[Stored entries]
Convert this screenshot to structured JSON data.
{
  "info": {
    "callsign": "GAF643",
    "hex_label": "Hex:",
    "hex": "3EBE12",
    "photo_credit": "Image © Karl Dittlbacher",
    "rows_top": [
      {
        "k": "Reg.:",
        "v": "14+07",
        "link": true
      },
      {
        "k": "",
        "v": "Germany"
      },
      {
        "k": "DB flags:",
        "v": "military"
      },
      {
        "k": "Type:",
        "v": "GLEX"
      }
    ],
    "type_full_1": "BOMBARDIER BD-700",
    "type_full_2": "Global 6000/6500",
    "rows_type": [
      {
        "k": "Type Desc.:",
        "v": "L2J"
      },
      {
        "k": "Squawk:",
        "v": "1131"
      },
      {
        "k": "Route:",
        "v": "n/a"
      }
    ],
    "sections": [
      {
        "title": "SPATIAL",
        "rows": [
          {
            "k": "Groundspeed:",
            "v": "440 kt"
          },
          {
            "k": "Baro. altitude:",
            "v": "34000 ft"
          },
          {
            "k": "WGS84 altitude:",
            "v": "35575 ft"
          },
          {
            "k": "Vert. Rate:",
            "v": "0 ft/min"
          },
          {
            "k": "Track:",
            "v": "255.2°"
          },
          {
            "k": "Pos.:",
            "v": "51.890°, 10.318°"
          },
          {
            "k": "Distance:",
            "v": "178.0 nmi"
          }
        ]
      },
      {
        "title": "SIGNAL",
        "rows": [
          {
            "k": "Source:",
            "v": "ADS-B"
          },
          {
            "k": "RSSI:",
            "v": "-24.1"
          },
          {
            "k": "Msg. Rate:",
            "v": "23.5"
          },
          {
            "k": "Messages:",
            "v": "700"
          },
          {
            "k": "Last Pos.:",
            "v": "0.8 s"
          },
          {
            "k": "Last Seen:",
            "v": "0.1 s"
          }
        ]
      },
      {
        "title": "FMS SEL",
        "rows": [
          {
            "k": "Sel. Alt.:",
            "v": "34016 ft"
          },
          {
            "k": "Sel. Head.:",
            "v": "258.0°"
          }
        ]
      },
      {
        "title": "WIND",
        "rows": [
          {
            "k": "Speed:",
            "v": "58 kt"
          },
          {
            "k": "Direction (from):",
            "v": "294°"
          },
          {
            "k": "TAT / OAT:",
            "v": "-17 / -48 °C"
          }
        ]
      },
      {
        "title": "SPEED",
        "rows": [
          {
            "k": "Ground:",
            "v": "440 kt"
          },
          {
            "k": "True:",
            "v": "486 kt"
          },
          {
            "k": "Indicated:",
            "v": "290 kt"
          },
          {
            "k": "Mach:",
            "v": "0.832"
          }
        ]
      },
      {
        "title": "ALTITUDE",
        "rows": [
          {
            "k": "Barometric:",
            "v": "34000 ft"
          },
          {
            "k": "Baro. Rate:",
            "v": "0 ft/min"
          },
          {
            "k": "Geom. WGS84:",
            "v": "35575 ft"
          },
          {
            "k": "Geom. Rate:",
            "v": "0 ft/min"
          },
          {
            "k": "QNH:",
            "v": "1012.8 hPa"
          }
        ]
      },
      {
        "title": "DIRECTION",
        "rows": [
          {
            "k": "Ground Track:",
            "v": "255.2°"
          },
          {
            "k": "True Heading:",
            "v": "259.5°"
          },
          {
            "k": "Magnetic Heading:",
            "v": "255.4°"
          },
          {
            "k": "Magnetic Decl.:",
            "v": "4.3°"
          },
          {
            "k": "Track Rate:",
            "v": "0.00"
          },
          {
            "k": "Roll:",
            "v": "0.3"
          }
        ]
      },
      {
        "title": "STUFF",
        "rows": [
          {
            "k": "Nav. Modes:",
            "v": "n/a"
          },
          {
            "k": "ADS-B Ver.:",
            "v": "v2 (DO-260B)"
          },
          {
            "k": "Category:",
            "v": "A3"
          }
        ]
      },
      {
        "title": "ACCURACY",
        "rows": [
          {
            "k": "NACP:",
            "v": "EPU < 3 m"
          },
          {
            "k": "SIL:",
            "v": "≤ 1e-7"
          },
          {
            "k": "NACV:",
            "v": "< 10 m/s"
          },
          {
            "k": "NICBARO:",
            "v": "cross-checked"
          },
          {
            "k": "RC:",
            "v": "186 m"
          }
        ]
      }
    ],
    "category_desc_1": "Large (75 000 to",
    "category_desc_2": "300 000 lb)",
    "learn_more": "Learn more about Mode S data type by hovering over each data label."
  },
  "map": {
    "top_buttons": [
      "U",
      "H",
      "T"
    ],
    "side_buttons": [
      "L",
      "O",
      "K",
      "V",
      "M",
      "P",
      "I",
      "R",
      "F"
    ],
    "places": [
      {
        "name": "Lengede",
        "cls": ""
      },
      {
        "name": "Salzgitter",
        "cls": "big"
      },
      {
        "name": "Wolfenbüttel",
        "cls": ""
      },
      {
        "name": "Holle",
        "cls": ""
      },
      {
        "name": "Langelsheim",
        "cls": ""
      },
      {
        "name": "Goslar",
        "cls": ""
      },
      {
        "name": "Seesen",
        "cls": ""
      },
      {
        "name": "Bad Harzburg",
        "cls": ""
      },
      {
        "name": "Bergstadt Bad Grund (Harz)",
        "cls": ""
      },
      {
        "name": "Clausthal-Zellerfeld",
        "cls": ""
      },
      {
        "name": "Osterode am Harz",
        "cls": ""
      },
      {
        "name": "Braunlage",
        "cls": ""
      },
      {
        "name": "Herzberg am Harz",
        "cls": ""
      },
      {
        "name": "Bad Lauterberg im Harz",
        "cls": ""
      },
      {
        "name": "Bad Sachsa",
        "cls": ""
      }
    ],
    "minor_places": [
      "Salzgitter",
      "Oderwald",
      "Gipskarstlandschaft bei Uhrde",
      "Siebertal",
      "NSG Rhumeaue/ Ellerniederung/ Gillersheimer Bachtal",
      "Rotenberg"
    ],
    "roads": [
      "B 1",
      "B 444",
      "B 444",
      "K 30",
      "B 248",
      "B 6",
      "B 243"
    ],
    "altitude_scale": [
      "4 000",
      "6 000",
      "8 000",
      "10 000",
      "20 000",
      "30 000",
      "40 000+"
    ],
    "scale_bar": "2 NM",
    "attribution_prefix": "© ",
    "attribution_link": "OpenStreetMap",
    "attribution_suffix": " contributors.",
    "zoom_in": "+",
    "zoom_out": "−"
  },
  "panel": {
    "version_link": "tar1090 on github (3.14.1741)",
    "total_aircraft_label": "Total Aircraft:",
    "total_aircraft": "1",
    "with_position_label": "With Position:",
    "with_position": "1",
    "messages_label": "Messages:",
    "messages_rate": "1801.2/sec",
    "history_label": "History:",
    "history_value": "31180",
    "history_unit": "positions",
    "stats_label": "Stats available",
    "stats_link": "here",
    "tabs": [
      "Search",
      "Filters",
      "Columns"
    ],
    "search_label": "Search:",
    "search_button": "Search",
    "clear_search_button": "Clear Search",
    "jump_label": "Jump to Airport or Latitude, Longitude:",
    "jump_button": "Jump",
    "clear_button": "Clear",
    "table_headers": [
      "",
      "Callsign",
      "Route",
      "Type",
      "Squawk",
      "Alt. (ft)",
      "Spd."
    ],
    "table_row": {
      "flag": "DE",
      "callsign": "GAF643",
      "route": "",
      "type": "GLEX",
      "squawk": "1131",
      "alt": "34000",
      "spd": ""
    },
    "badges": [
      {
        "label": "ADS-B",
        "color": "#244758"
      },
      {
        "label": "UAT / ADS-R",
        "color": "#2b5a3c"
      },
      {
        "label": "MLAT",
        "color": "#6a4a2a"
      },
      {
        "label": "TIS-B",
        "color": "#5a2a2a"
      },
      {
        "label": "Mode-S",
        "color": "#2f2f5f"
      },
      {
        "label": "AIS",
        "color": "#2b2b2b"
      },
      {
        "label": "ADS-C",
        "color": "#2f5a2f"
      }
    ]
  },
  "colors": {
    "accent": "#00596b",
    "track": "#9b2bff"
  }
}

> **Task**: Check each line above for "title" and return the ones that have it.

> **Reply to the exercise**:
        "title": "SPATIAL",
        "title": "SIGNAL",
        "title": "FMS SEL",
        "title": "WIND",
        "title": "SPEED",
        "title": "ALTITUDE",
        "title": "DIRECTION",
        "title": "STUFF",
        "title": "ACCURACY",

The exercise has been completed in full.